_WORK TO COMPLETE_
Without the pictures, write the listing below out again, line for line.
======== GIVEN DATA ========
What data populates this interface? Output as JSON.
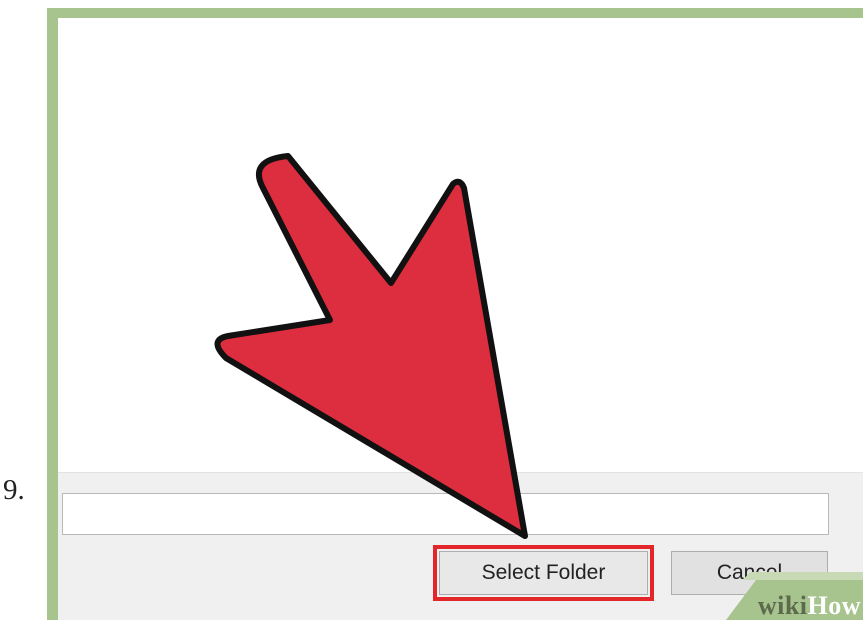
{
  "step": {
    "number": "9."
  },
  "dialog": {
    "path_value": "",
    "buttons": {
      "select_folder_label": "Select Folder",
      "cancel_label": "Cancel"
    }
  },
  "annotation": {
    "arrow_color": "#dd2e3f",
    "highlight_color": "#e2262a",
    "target": "select-folder-button"
  },
  "watermark": {
    "wiki": "wiki",
    "how": "How"
  },
  "colors": {
    "frame": "#a8c48e",
    "dialog_bar": "#f0f0f0",
    "button_face": "#e1e1e1"
  }
}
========
_ANSWER BELOW_
What data populates this interface? Output as JSON.
{
  "step": {
    "number": "9."
  },
  "dialog": {
    "path_value": "",
    "buttons": {
      "select_folder_label": "Select Folder",
      "cancel_label": "Cancel"
    }
  },
  "annotation": {
    "arrow_color": "#dd2e3f",
    "highlight_color": "#e2262a",
    "target": "select-folder-button"
  },
  "watermark": {
    "wiki": "wiki",
    "how": "How"
  },
  "colors": {
    "frame": "#a8c48e",
    "dialog_bar": "#f0f0f0",
    "button_face": "#e1e1e1"
  }
}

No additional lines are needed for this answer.